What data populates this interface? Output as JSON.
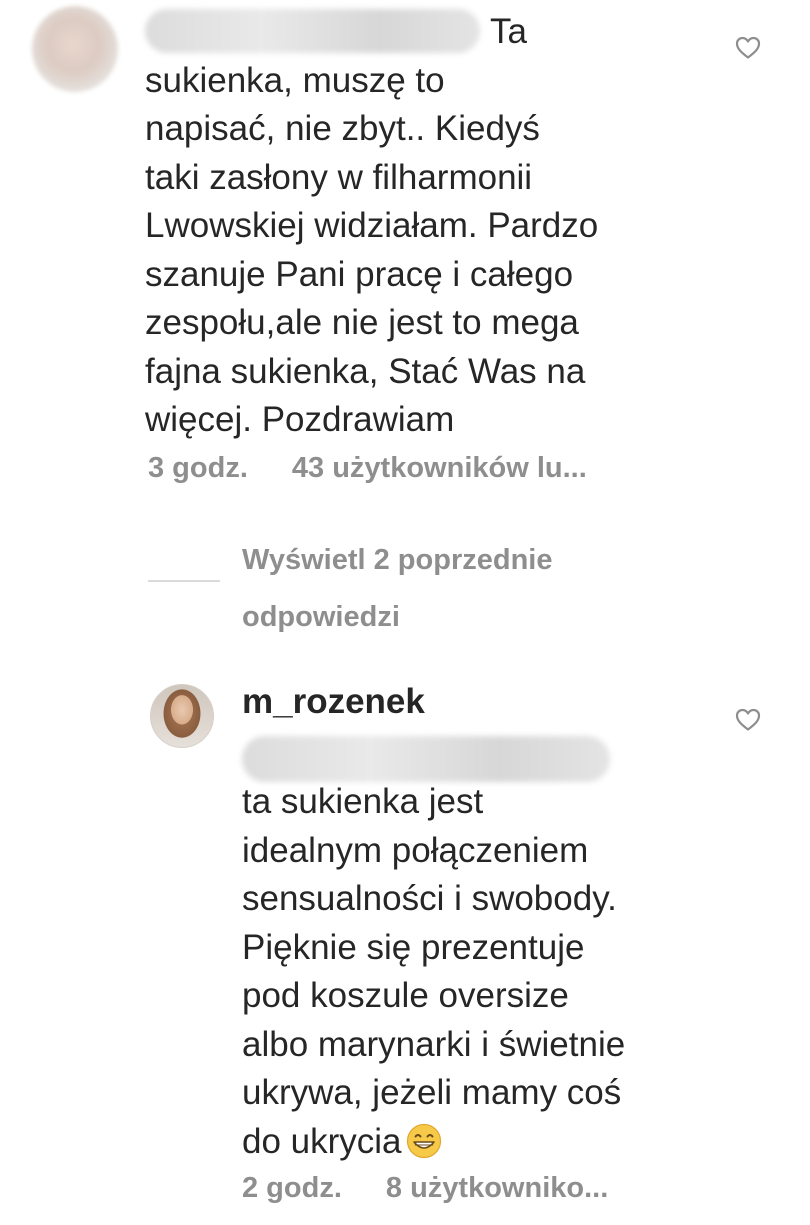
{
  "comments": [
    {
      "username": "",
      "text_lines": [
        "Ta",
        "sukienka, muszę to",
        "napisać, nie zbyt.. Kiedyś",
        "taki zasłony w filharmonii",
        "Lwowskiej widziałam. Pardzo",
        "szanuje Pani pracę i całego",
        "zespołu,ale nie jest to mega",
        "fajna sukienka, Stać Was na",
        "więcej. Pozdrawiam"
      ],
      "time": "3 godz.",
      "likes": "43 użytkowników lu..."
    },
    {
      "username": "m_rozenek",
      "mention": "",
      "text_lines": [
        "ta sukienka jest",
        "idealnym połączeniem",
        "sensualności i swobody.",
        "Pięknie się prezentuje",
        "pod koszule oversize",
        "albo marynarki i świetnie",
        "ukrywa, jeżeli mamy coś",
        "do ukrycia"
      ],
      "emoji": "grinning-face-emoji",
      "time": "2 godz.",
      "likes": "8 użytkowniko..."
    }
  ],
  "view_replies": {
    "line1": "Wyświetl 2 poprzednie",
    "line2": "odpowiedzi"
  },
  "icons": {
    "like": "heart-outline-icon"
  },
  "colors": {
    "text": "#262626",
    "secondary": "#8e8e8e",
    "divider": "#dbdbdb",
    "emoji": "#f7c948"
  }
}
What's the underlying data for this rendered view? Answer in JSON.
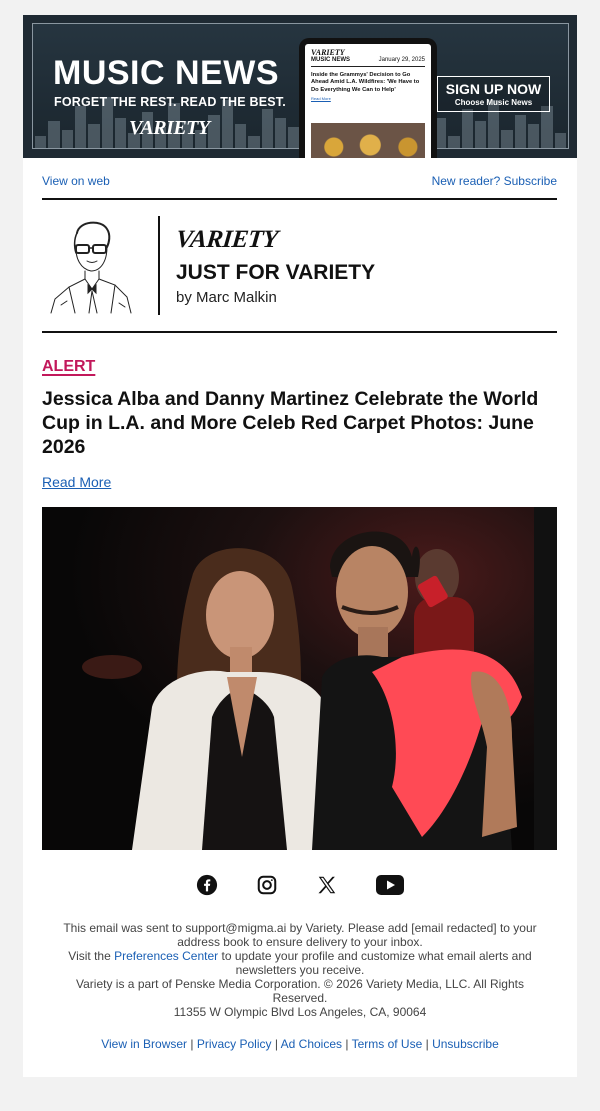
{
  "banner": {
    "title": "MUSIC NEWS",
    "tagline": "FORGET THE REST. READ THE BEST.",
    "logo": "VARIETY",
    "tablet": {
      "logo": "VARIETY",
      "section": "MUSIC NEWS",
      "date": "January 29, 2025",
      "headline": "Inside the Grammys' Decision to Go Ahead Amid L.A. Wildfires: 'We Have to Do Everything We Can to Help'",
      "link": "Read More"
    },
    "signup": {
      "label": "SIGN UP NOW",
      "sublabel": "Choose Music News"
    }
  },
  "toplinks": {
    "view_on_web": "View on web",
    "subscribe": "New reader? Subscribe"
  },
  "column": {
    "logo": "VARIETY",
    "title": "JUST FOR VARIETY",
    "byline": "by Marc Malkin"
  },
  "article": {
    "label": "ALERT",
    "headline": "Jessica Alba and Danny Martinez Celebrate the World Cup in L.A. and More Celeb Red Carpet Photos: June 2026",
    "read_more": "Read More"
  },
  "social": [
    "facebook-icon",
    "instagram-icon",
    "x-icon",
    "youtube-icon"
  ],
  "footer": {
    "line1": "This email was sent to support@migma.ai by Variety. Please add [email redacted] to your address book to ensure delivery to your inbox.",
    "visit": "Visit the",
    "preferences": "Preferences Center",
    "visit_rest": "to update your profile and customize what email alerts and newsletters you receive.",
    "copyright": "Variety is a part of Penske Media Corporation. © 2026 Variety Media, LLC. All Rights Reserved.",
    "address": "11355 W Olympic Blvd Los Angeles, CA, 90064",
    "links": [
      "View in Browser",
      "Privacy Policy",
      "Ad Choices",
      "Terms of Use",
      "Unsubscribe"
    ]
  },
  "colors": {
    "accent": "#c2185b",
    "link": "#1a5fb4",
    "banner_bg": "#1f2a33"
  }
}
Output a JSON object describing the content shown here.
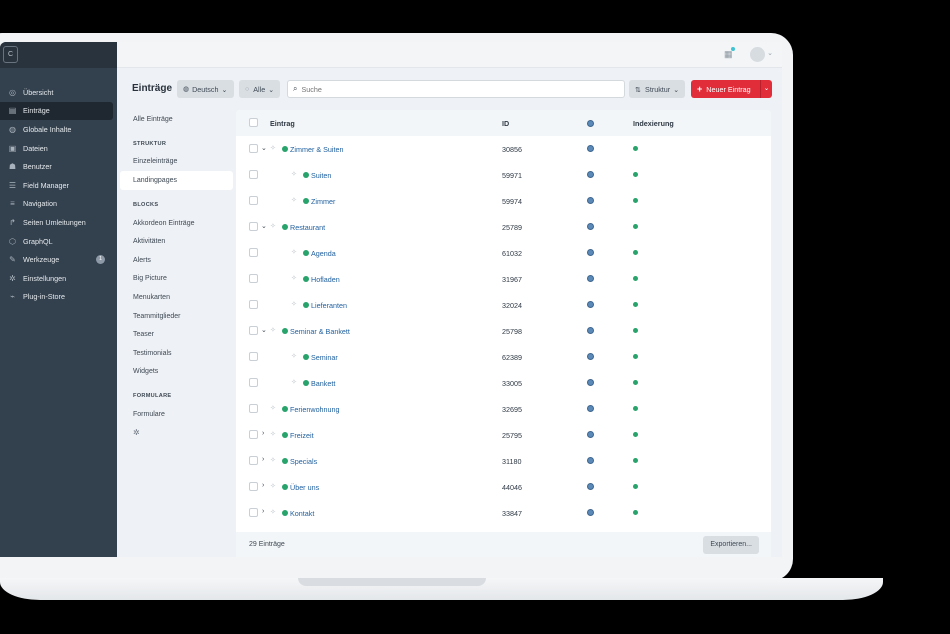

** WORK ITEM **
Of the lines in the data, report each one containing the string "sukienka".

** FINISHED EXERCISE **
        "sukienka, muszę to",
        "fajna sukienka, Stać Was na",
        "ta sukienka jest",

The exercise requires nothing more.